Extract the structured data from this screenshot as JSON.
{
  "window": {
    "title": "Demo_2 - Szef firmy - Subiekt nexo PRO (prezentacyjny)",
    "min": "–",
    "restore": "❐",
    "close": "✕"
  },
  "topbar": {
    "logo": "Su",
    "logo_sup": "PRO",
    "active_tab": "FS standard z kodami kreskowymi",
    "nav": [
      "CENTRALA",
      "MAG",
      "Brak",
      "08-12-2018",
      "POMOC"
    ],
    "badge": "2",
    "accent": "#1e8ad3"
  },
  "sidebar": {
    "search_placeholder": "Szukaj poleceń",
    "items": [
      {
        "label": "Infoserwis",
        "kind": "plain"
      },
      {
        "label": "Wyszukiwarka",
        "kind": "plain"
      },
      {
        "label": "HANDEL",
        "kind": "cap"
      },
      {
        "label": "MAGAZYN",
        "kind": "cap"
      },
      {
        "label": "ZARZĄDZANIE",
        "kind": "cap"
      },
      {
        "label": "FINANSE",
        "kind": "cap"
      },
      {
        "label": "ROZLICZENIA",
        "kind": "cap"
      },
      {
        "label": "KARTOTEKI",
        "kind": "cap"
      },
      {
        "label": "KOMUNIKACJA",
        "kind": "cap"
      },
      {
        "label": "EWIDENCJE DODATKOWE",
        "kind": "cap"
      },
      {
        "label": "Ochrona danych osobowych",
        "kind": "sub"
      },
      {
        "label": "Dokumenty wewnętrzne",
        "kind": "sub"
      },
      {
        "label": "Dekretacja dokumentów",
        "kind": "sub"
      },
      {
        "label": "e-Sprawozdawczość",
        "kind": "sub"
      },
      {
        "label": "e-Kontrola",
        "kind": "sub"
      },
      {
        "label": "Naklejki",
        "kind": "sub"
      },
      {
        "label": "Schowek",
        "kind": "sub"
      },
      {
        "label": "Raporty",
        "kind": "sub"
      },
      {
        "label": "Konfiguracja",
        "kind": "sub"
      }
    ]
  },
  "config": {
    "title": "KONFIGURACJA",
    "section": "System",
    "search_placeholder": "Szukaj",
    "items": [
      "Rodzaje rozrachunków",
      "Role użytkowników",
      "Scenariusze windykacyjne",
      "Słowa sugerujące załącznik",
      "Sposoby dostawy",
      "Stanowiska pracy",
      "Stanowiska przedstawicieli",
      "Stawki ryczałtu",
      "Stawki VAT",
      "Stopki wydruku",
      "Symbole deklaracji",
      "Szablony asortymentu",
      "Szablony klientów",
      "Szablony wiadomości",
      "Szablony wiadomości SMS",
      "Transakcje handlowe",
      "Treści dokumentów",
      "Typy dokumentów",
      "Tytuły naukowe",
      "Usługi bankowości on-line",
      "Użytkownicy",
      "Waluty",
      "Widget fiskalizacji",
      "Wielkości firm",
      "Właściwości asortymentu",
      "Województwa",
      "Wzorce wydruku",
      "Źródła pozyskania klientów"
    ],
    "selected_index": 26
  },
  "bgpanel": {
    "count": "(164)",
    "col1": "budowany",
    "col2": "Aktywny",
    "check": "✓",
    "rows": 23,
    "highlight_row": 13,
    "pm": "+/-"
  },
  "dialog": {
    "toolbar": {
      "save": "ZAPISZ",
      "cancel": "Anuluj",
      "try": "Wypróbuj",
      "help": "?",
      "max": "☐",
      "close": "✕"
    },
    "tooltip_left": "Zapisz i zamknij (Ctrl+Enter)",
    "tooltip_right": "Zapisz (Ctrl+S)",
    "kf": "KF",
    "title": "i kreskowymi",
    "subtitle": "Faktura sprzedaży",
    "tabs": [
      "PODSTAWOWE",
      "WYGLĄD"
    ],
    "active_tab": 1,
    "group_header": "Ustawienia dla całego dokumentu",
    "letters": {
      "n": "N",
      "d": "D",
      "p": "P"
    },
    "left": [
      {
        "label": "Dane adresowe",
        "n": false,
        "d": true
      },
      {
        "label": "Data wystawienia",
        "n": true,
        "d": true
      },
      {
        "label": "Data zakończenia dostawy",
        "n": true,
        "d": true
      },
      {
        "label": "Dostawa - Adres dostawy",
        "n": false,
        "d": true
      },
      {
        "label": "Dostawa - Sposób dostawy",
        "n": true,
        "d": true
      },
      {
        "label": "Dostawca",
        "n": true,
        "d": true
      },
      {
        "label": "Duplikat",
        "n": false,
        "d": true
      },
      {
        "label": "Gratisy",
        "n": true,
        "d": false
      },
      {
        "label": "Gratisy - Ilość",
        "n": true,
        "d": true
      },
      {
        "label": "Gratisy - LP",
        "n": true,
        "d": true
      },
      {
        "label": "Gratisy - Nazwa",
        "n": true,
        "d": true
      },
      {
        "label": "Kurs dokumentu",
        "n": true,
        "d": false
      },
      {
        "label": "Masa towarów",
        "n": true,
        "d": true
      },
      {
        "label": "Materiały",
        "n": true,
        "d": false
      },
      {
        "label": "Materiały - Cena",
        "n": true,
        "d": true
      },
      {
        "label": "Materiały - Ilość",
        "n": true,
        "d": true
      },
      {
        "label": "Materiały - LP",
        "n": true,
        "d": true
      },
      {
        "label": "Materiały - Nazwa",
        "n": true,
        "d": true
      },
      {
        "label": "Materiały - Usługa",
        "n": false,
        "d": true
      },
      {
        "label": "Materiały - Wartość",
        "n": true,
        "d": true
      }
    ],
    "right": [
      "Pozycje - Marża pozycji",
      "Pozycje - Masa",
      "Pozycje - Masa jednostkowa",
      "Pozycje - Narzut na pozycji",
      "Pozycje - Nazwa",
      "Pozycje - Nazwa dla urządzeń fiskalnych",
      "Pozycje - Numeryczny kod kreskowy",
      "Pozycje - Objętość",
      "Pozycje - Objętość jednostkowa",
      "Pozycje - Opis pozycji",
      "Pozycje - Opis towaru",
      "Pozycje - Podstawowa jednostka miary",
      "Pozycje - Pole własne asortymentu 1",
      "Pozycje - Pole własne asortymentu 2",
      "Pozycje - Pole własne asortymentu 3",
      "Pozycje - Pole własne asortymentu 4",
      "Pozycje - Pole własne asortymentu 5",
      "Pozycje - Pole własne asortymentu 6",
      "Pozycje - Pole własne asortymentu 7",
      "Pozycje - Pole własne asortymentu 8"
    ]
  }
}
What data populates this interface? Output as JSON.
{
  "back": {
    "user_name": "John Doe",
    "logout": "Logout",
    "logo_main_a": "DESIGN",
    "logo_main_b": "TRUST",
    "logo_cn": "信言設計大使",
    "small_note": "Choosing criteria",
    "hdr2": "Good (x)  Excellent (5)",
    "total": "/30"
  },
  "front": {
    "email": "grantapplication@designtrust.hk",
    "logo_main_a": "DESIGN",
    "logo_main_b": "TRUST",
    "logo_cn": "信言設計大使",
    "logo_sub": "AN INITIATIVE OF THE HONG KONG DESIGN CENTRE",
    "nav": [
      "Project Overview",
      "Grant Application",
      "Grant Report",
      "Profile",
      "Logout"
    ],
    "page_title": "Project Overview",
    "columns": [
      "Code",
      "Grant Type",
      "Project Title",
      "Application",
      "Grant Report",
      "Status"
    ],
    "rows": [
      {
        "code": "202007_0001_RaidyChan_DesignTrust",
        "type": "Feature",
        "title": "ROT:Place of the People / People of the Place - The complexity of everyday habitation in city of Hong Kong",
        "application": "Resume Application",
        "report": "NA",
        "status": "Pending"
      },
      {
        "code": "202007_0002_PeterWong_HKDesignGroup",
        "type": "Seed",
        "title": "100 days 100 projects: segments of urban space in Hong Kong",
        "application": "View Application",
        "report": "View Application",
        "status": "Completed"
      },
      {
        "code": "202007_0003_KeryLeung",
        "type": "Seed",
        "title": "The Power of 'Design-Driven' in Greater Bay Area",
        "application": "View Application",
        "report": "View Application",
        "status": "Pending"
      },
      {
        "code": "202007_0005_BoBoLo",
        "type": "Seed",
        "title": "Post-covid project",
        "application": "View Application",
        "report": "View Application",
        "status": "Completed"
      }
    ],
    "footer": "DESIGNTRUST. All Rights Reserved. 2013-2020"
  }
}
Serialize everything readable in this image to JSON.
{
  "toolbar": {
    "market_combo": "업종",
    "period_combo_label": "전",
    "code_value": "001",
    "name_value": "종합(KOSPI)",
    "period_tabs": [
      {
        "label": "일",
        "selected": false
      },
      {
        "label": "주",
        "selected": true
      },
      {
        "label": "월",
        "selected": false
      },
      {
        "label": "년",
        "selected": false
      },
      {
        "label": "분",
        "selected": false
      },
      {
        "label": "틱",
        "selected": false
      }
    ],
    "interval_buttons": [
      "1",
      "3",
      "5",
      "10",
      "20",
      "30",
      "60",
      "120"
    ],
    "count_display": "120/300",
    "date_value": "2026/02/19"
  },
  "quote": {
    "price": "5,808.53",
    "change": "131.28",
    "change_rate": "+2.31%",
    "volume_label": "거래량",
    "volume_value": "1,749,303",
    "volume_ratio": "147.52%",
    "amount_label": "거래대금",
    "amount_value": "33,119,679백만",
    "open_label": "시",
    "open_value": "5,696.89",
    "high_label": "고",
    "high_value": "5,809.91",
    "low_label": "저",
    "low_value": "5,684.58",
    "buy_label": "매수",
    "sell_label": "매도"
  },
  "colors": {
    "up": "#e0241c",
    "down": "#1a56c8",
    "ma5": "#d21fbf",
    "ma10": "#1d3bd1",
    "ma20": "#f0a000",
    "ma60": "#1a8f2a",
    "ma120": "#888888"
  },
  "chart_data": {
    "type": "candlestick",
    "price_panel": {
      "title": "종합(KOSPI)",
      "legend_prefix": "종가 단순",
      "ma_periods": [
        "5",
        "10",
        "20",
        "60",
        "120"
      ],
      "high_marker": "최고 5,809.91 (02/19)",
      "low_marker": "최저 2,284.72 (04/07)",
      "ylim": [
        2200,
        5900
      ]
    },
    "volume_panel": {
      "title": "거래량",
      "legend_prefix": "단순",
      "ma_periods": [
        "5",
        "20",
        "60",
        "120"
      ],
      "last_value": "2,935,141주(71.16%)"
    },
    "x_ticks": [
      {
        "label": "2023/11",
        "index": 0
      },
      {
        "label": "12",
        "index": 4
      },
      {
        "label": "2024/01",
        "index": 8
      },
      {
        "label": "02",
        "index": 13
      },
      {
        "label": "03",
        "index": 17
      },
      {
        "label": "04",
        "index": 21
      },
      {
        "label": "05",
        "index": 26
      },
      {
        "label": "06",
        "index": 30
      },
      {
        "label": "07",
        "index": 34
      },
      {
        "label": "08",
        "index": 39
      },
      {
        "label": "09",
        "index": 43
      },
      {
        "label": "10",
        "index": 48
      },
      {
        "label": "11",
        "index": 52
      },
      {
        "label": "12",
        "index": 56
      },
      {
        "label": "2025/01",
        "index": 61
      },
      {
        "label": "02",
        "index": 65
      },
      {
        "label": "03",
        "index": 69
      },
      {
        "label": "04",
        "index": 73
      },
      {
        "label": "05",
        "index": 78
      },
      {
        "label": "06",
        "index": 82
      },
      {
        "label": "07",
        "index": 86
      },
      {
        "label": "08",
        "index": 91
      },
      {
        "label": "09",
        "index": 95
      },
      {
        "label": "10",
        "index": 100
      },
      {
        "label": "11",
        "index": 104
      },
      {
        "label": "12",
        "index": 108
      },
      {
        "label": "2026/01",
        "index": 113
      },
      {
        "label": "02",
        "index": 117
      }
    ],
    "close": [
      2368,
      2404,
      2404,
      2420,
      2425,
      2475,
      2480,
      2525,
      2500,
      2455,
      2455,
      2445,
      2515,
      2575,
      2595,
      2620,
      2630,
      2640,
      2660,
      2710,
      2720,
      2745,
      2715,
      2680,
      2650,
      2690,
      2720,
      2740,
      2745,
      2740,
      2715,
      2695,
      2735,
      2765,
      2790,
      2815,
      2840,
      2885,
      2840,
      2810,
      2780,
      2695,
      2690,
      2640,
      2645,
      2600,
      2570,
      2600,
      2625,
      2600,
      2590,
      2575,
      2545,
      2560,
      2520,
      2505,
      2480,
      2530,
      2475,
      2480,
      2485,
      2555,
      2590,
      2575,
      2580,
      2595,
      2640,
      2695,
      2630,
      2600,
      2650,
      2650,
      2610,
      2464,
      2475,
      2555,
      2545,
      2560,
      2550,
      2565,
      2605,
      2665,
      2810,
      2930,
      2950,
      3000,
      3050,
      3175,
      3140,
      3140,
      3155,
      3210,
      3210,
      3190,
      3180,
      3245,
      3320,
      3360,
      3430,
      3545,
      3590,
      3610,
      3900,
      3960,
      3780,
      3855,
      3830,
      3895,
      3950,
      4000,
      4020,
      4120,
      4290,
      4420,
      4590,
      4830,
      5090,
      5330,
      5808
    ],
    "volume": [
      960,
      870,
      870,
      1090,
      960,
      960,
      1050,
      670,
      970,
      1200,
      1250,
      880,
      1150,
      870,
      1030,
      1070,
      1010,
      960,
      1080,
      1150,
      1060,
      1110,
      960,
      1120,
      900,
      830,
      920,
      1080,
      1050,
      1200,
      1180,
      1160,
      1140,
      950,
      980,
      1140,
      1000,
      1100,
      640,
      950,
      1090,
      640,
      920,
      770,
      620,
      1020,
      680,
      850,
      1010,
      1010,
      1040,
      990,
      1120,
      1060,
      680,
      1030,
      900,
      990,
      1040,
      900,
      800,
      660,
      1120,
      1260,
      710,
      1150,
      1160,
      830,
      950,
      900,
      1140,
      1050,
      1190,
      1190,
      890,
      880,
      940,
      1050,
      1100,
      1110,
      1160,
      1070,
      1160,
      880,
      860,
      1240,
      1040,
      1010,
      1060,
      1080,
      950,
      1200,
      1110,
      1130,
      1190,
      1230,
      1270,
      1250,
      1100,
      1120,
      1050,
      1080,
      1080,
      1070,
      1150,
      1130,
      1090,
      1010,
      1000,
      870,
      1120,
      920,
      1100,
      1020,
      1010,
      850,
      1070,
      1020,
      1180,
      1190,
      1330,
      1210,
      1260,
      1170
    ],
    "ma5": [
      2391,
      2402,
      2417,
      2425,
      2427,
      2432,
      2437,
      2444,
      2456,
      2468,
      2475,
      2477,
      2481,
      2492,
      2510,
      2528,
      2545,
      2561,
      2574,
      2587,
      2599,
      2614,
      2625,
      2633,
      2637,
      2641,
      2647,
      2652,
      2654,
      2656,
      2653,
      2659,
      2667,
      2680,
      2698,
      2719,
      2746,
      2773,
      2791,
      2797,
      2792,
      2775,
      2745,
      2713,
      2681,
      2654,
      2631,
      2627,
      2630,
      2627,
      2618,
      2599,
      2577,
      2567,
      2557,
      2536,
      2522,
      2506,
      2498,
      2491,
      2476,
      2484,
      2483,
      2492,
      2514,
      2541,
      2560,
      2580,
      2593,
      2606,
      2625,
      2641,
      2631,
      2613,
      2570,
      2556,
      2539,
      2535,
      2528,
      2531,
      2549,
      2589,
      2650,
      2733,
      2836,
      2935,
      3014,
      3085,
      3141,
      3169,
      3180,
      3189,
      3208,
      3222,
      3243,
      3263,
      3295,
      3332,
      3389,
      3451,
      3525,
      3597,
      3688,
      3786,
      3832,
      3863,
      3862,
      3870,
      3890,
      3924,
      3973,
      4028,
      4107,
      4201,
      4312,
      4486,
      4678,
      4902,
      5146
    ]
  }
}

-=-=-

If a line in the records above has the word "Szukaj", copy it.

    "search_placeholder": "Szukaj poleceń",
    "search_placeholder": "Szukaj",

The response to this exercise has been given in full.